* **THE DATA**:
_ _ _ _ _
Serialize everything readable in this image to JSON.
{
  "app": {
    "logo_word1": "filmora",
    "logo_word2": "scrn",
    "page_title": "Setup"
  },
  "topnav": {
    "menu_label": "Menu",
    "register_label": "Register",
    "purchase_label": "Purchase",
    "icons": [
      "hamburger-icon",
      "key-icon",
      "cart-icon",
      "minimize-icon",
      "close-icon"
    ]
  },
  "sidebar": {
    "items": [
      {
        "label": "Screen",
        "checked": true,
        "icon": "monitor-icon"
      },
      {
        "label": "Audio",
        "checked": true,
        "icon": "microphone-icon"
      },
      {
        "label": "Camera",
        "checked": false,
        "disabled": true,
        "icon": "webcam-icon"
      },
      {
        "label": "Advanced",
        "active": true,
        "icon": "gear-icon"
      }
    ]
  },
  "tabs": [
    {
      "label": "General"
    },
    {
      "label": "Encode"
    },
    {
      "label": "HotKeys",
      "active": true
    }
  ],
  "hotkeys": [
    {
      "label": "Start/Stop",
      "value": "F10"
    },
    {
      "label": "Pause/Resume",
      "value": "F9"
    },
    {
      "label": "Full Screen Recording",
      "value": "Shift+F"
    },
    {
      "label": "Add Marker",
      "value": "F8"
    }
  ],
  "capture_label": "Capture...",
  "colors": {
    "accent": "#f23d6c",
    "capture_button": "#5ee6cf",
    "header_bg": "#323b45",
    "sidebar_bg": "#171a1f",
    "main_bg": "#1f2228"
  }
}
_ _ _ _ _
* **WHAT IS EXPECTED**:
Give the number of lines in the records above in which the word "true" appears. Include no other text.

* **RESPONSE TO THE EXERCISE**:
5